By Mary Welch
Analysts called Millennium Pharmaceuticals Inc.'s $465 million deal with Bayer AG a "wake-up call" to other pharmaceutical companies, affirming the value of genomics — and of Millennium's way to make money without a drug.
Under terms of the deal, Cambridge, Mass.-based Millennium will provide Bayer, of Leverkusen, Germany, with 225 drug targets relevant to cardiovascular disease, cancer, osteoporosis, pain, liver fibrosis, hematology and viral infections.
Bayer will pay Millennium up to $465 million, with up to $368.4 million in guaranteed funding and performance fees for drug targets identified by Millennium, and a license fee for the use of Millennium's genomics technologies.
The remaining $96.6 million will be paid as an equity investment of about 14 percent. With that investment and the license fee, Millennium gets a total of $130 million up front.
Richard van den Broek, an analyst with Hambrecht & Quist LLC, in New York, said one lesson of the collaboration is that "if a company has not gotten an investment or a deal that incorporates genomics as an integral part of the company, then that company will become a dinosaur and functionally extinct."
Public Work Doesn't Hurt Private Efforts, Says Analyst
Carl Gordon, with Orbimed Advisors, in New York, said the deal also proves "the increasing availability of public-domain data does not undermine the genomic sector, as many had believed," noting that "Bayer is using Millennium as its drug-discovery pipeline."
If that's true, then Millennium is using Bayer, too. Part of the deal, which is driven by annual research fees rather than milestones, is that Millennium can develop targets not chosen by Bayer from the 225. What's more, the Bayer targets will be moved along according to agreed-upon timetables.

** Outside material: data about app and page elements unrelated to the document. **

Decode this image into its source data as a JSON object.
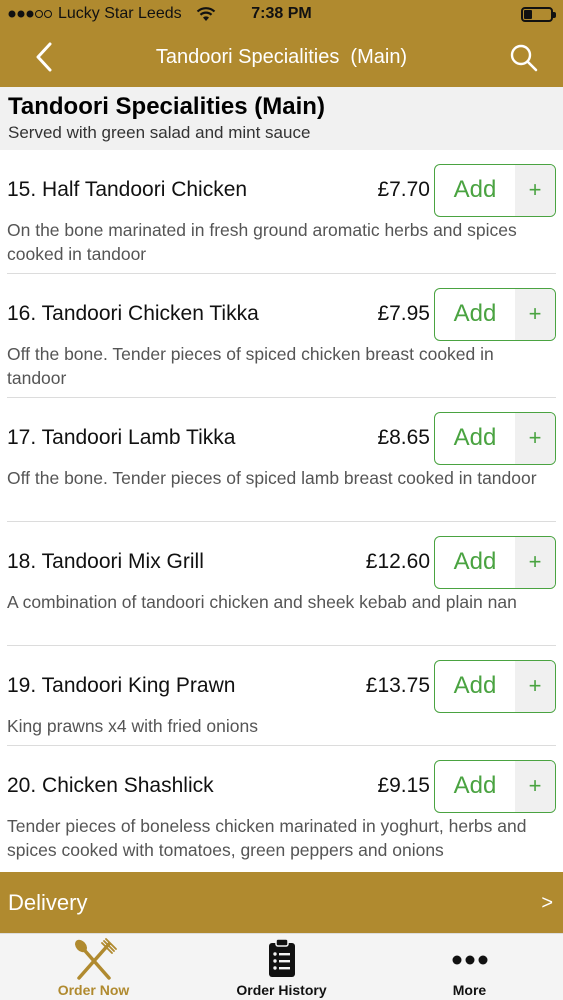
{
  "status_bar": {
    "carrier": "Lucky Star Leeds",
    "time": "7:38 PM"
  },
  "nav": {
    "title": "Tandoori Specialities  (Main)"
  },
  "section": {
    "title": "Tandoori Specialities (Main)",
    "subtitle": "Served with green salad and mint sauce"
  },
  "add_label": "Add",
  "plus_label": "+",
  "items": [
    {
      "name": "15. Half Tandoori Chicken",
      "price": "£7.70",
      "desc": "On the bone marinated in fresh ground aromatic herbs and spices cooked in tandoor"
    },
    {
      "name": "16. Tandoori Chicken Tikka",
      "price": "£7.95",
      "desc": "Off the bone. Tender pieces of spiced chicken breast cooked in tandoor"
    },
    {
      "name": "17. Tandoori Lamb Tikka",
      "price": "£8.65",
      "desc": "Off the bone. Tender pieces of spiced lamb breast cooked in tandoor"
    },
    {
      "name": "18. Tandoori Mix Grill",
      "price": "£12.60",
      "desc": "A combination of tandoori chicken and sheek kebab and plain nan"
    },
    {
      "name": "19. Tandoori King Prawn",
      "price": "£13.75",
      "desc": "King prawns x4 with fried onions"
    },
    {
      "name": "20. Chicken Shashlick",
      "price": "£9.15",
      "desc": "Tender pieces of boneless chicken marinated in yoghurt, herbs and spices cooked with tomatoes, green peppers and onions"
    }
  ],
  "delivery": {
    "label": "Delivery",
    "arrow": ">"
  },
  "tabs": [
    {
      "label": "Order Now",
      "icon": "fork-knife-icon",
      "active": true
    },
    {
      "label": "Order History",
      "icon": "clipboard-icon",
      "active": false
    },
    {
      "label": "More",
      "icon": "more-dots-icon",
      "active": false
    }
  ],
  "colors": {
    "brand": "#b08a2f",
    "accent_green": "#4aa341",
    "header_bg": "#f1f1f1"
  }
}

Steven Holtzman, chief business officer for Millennium, said the company has "succeeded in defying the conventional wisdom. You don't have to focus on a drug." (See BioWorld Today, Special News Bulletin, Sept. 23, 1998.)
The deal is believed to be the largest drug development collaboration in biotechnology's history.
"When you consider that the average genomics deal is $39 million, you get an idea of the size of this," said Matthew Murray, a senior analyst with Lehman Brothers, in New York.
Peter Freudenthal, an analyst with the Bank of Boston/ Robertson Stephens & Co., in New York, said Millennium has a "solid, unique business model. A lot of companies would be smart to re-think their own and look at Millennium."
Van den Broek said Millennium is now well positioned.
"Ideally, you want to have a platform rich enough to sell parts off and retain value for yourself," he said. "Biotech has had a nice run the last few weeks and this definitely doesn't hurt the cause," he added.
Freudenthal saw hope that the investment community would turn even more strongly back to biotechnology, and genomics in particular. "Analysts have backed away from this area over concern of the number of lawsuits and patent infringement suits," he said. "They been reluctant and have sat on the sidelines."
Under the terms of the deal, Millennium will identify and validate targets, and will share responsibility with Bayer for configuring assays for screening. Bayer will be responsible for high-throughput screening, and the two companies will share the tasks of qualifying and developing lead compounds.
Bayer will pay royalties to Millennium and will have worldwide responsibility for marketing the small-molecule drugs it chooses to develop from targets delivered by Millennium, which uses large-scale genetics, genomics, high-throughput screening and informatics in an integrated platform.
Millennium's stock (NASDAQ: MLNM) closed Tuesday at $18.687, up $1.437. *